Most of this stems from the overt religious overtones of the holiday, but I have to say, the end of the year, no matter the dominant celebration, is a time where everyone is allowed to flourish the happiest colors of their personal belief, or even just take the opportunity to be a bit nicer and more generous.
Whether you’re Christian or Jewish or pagan or with the church of the Flying Spaghetti Monster, there’s something to celebrate near the end of the year. It’s a chance to magnify things important to you, whether they be your loved ones, the Savior, the earth or a tongue-in-cheek joke.
The historical roots of this season do stem from the celebration of the natural occurrence of the shortest day of the year, Winter Solstice, which was Thursday. There’s also the need of retailers everywhere to get rid of 2017 stock to make room for the myriad of shiny new things coming in 2018. We give gifts, we give time, put up evergreen trees, spin a dreidel, eat some ramen and all together just try to enjoy spending time with people we may only see once or twice a year. Our holiday practices may not be the same, but the stresses we feel are similar.
In our Wilson County corner of the world, just outside of the central gem on the buckle of the Bible belt, the dominant celebration seems to be Christmas. We know this from the show of community that rallies around the Christian holiday, but that doesn’t mean that there aren’t Jewish, pagan, Pastafarian and other celebrations going on around the county.

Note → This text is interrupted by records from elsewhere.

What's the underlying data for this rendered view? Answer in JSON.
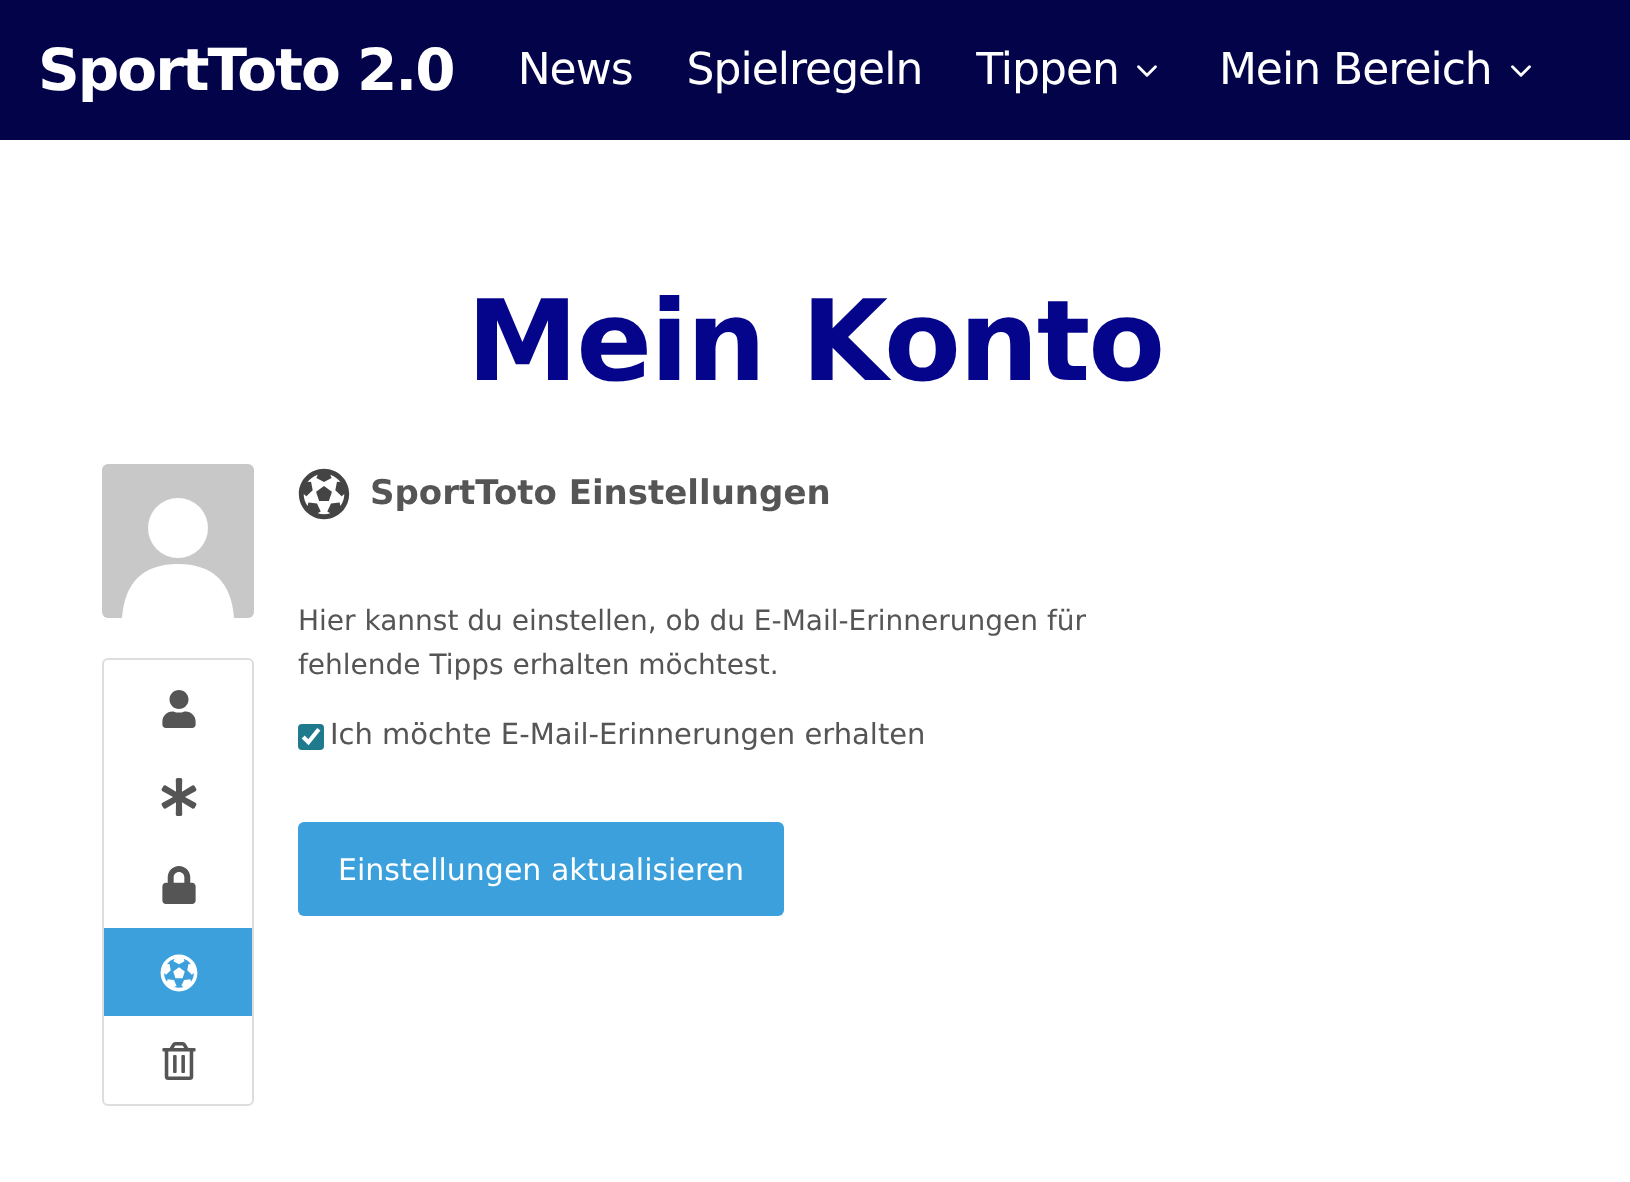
{
  "nav": {
    "brand": "SportToto 2.0",
    "links": [
      {
        "label": "News",
        "dropdown": false
      },
      {
        "label": "Spielregeln",
        "dropdown": false
      },
      {
        "label": "Tippen",
        "dropdown": true
      },
      {
        "label": "Mein Bereich",
        "dropdown": true
      }
    ]
  },
  "page_title": "Mein Konto",
  "sidebar": {
    "items": [
      {
        "kind": "profile",
        "selected": false
      },
      {
        "kind": "password",
        "selected": false
      },
      {
        "kind": "privacy",
        "selected": false
      },
      {
        "kind": "sporttoto",
        "selected": true
      },
      {
        "kind": "delete",
        "selected": false
      }
    ]
  },
  "section": {
    "heading": "SportToto Einstellungen",
    "description": "Hier kannst du einstellen, ob du E-Mail-Erinnerungen für fehlende Tipps erhalten möchtest.",
    "checkbox": {
      "label": "Ich möchte E-Mail-Erinnerungen erhalten",
      "checked": true
    },
    "button": "Einstellungen aktualisieren"
  }
}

A community is made up of the sum of its parts, which are invariably the people who live there and the things they come together to do. Here at The Democrat, we cover the things the community comes together to do. We don’t discriminate about our coverage. If children were to sing “Hail to the Spaghetti King” at their school’s holiday concert, we would still shoot a live video and share the celebration with our followers.
For me, I don’t really care what you celebrate as long as you don’t go dissing what I believe and celebrate during the season. The stage may be set here for the traditional Christmas style, but in my mind everyone should get a fair share, and everyone else shouldn’t feel threatened by the variety of beliefs.
For the record, I celebrate this season because of the birth of Jesus Christ. I know he wasn’t born Dec. 25, but I still take time in reverence of the event because the whole idea around the Winter Solstice is a new beginning, and if the birth of Christ doesn’t signal a new beginning, I don’t know what does.
So this year, as those around you flourish their personal flare, maybe put your pitchforks away and just enjoy the spirit of the holiday season. After all, it’s the most wonderful time of the year.
Sinclaire Sparkman is The Democrat’s news editor. Email her at email@example.com.